King County sees unprecedented voter turnout for 2019 primary
Ballot return data has officially been finalized in King County, indicating a turnout numbering among the best the county has seen in almost two decades.
Of all King County’s available primary data dating back to 2000, 2019 marked the best off-year primary voter turnout it’s seen over that period, at 35 percent. That beats the 34 percent milestone set in 2017, as well as 25 percent in 2015, 29 percent in 2013, and 32 percent in 2011. 2011 was the first year Washington state began exclusively using mail-in ballots.
King County and Washington state approved a measure to use prepaid ballot postage for all elections in early 2018, in a bid to increase voter participation. The result saw an almost 20 percent increase in turnout between 2014’s midterm election and 2018.
2019 represented the first big test for prepaid ballot postage for an off-year primary, and by most indications, the system appeared to pass with flying colors.
“It is easier than ever to return your ballot with prepaid postage and nearly 70 drop boxes across King County,” said King County Elections Communications Officer Halei Watkins. “About 95% of voters live within 3 miles of a drop box — and really, with prepaid postage, there’s a drop box at the end of every driveway.”
King County currently has 67 total ballot drop boxes, and hopes to add three more by the general election in November.
Turnout was even stronger among Seattle’s hotly contested city council races, with all but one checking in above 40 percent.
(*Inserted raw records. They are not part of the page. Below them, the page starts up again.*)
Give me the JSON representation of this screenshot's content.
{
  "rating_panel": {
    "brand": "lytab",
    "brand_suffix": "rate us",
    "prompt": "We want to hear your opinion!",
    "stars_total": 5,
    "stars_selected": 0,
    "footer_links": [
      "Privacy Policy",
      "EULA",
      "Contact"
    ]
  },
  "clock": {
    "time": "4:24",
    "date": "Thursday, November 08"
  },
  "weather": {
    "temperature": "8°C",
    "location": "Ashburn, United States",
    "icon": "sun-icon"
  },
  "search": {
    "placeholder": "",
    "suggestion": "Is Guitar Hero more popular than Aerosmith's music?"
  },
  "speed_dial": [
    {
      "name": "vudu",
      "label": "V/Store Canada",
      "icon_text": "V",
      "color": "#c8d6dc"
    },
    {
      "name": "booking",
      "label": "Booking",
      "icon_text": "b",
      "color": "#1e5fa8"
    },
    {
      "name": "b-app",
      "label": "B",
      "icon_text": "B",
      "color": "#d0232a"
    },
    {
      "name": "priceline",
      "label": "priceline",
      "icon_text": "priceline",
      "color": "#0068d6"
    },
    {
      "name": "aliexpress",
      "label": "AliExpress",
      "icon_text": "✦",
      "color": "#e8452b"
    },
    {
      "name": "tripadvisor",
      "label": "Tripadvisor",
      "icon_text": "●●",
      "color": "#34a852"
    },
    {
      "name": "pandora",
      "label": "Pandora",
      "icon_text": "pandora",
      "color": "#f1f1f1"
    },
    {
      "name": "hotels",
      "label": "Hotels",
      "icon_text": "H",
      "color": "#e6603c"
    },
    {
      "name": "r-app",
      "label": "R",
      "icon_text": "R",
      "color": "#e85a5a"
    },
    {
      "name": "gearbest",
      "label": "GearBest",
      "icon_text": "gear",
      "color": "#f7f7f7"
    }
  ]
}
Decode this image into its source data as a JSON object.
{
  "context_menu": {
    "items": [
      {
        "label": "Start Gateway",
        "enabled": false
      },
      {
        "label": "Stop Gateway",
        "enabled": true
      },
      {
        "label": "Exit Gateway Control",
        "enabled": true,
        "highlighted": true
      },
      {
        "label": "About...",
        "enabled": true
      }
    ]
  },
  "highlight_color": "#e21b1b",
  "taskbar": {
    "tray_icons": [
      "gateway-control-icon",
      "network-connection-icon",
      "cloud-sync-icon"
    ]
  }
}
The race for Kshama Sawant’s council seat in District 3 led the way at almost 47 percent.
- District 1: 41.2 percent
- District 2: 38.5 percent
- District 3: 46.9 percent
- District 4: 44.8 percent
- District 5: 41.0 percent
- District 6: 46.8 percent
- District 7: 45.5 percent
“It’s been a long time since we’ve seen so much media interest in a primary and I think that helped remind people that there was an election happening,” said Watkins.
Not everyone managed to get their ballots in under the wire, though. According to King County Elections, over 5,600 people returned their ballots too late. Over 1,600 ballots were rejected because signatures didn’t match what was on file, while 554 were left completely unsigned.
5625 returned their ballots too late.
If you’re mailing your ballot, we rec doing so by the Fri before to make sure you get the postmark before E-Day. If you’re using a drop box, remember they close at 8 pm sharp. Leaving your ballot on top of the drop box at 8:15 does not count pic.twitter.com/9C6aS14py0
— King Co Elections (@kcelections) August 20, 2019
On a national scale, some experts predict that the upcoming 2020 election could end up having the highest voter turnout in over a century.